DATA FOR REVIEW:
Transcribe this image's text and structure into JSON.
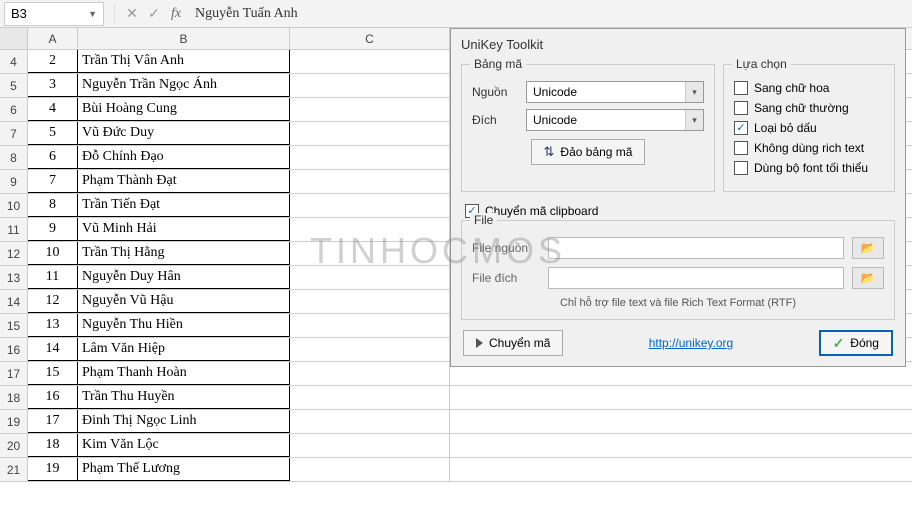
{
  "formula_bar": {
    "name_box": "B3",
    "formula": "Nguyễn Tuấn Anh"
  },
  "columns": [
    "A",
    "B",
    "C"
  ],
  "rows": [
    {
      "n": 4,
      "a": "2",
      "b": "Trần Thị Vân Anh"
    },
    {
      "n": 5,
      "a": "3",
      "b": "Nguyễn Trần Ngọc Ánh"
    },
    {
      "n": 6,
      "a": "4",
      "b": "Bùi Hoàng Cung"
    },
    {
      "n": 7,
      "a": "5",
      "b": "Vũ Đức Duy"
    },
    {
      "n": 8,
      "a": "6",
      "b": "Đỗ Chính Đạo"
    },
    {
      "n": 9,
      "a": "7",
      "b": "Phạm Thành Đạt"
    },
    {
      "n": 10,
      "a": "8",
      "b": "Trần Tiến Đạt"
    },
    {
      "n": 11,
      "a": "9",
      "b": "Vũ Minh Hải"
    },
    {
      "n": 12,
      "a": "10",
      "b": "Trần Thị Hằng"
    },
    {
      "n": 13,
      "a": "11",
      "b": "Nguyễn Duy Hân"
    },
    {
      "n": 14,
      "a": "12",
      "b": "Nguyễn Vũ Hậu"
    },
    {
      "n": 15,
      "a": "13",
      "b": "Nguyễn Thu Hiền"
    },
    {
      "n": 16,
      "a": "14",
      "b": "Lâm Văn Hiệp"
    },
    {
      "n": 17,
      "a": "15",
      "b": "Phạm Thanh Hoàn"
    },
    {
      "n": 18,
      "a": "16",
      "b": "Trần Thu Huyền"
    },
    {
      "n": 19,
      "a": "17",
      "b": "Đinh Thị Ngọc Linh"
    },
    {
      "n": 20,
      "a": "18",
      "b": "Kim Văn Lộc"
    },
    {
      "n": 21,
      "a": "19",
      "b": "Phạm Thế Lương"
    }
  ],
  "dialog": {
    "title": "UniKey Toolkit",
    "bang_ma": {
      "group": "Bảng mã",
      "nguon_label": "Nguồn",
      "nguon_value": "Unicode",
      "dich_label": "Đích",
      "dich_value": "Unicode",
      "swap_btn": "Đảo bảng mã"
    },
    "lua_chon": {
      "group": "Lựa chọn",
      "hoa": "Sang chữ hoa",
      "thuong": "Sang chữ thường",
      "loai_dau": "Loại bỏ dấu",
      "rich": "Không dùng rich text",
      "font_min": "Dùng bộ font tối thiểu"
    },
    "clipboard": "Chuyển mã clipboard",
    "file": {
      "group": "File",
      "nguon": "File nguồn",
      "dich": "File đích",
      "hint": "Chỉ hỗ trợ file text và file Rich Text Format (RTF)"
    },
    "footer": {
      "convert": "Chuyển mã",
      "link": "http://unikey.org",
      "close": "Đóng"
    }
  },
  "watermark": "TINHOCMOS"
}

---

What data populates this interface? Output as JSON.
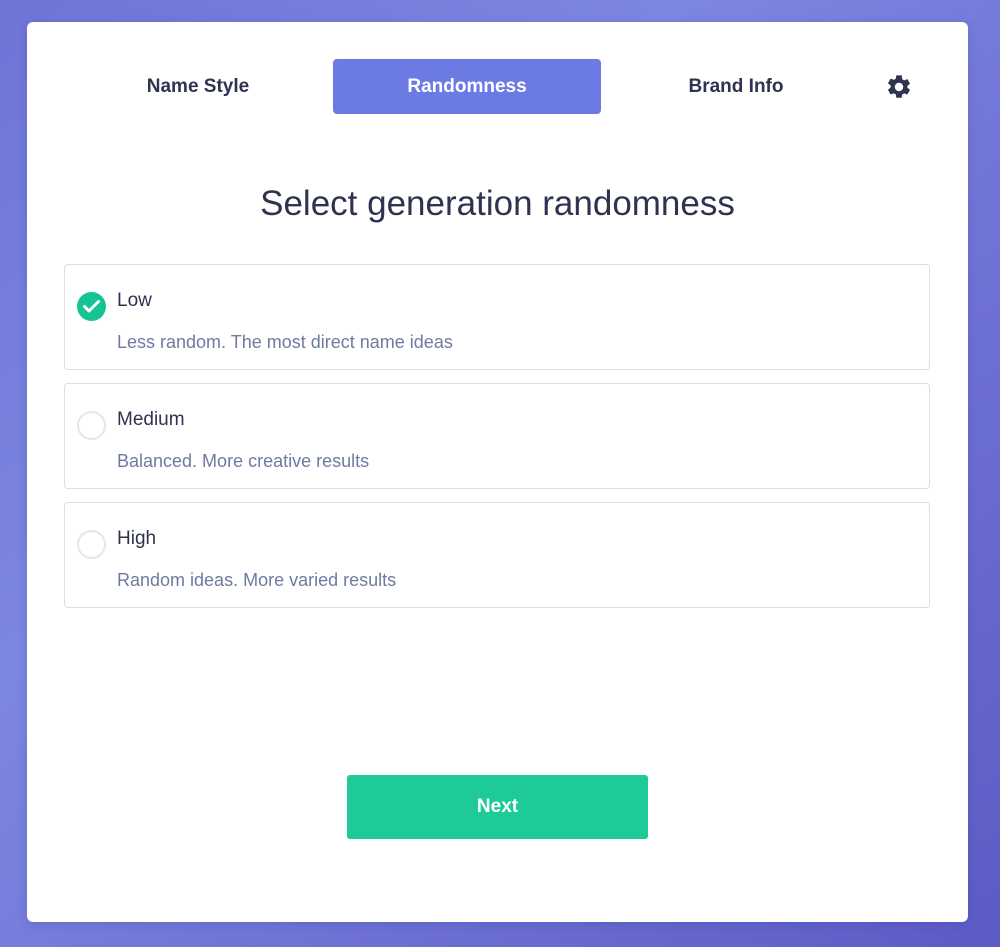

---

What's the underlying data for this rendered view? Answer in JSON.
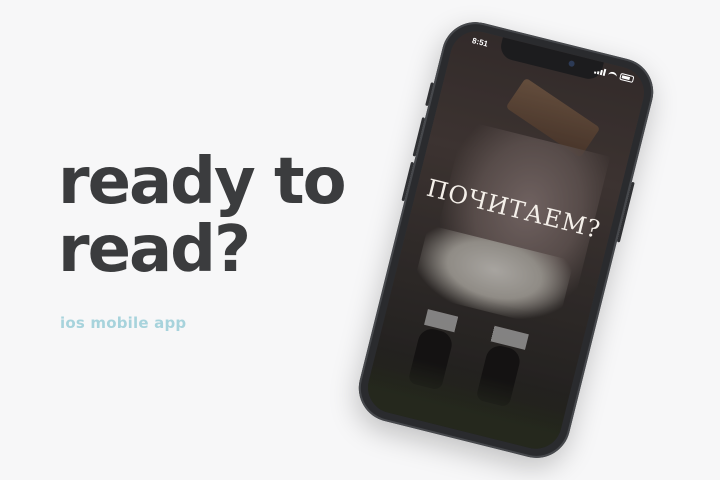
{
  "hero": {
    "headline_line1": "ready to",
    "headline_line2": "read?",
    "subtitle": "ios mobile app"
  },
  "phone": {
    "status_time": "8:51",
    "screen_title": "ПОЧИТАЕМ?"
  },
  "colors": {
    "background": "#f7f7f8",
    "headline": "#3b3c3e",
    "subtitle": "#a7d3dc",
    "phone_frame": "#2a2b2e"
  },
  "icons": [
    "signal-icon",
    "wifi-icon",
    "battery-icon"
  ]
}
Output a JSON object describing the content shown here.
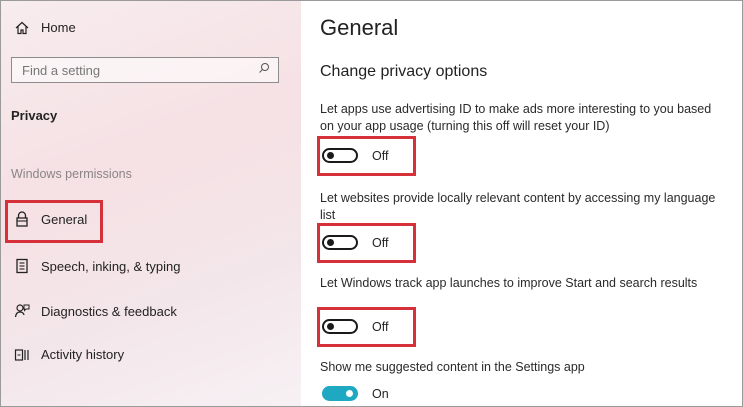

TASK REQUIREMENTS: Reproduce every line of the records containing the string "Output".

EXERCISE SOLUTION:
What data populates this interface? Output as JSON.
Output a JSON object describing the content shown here.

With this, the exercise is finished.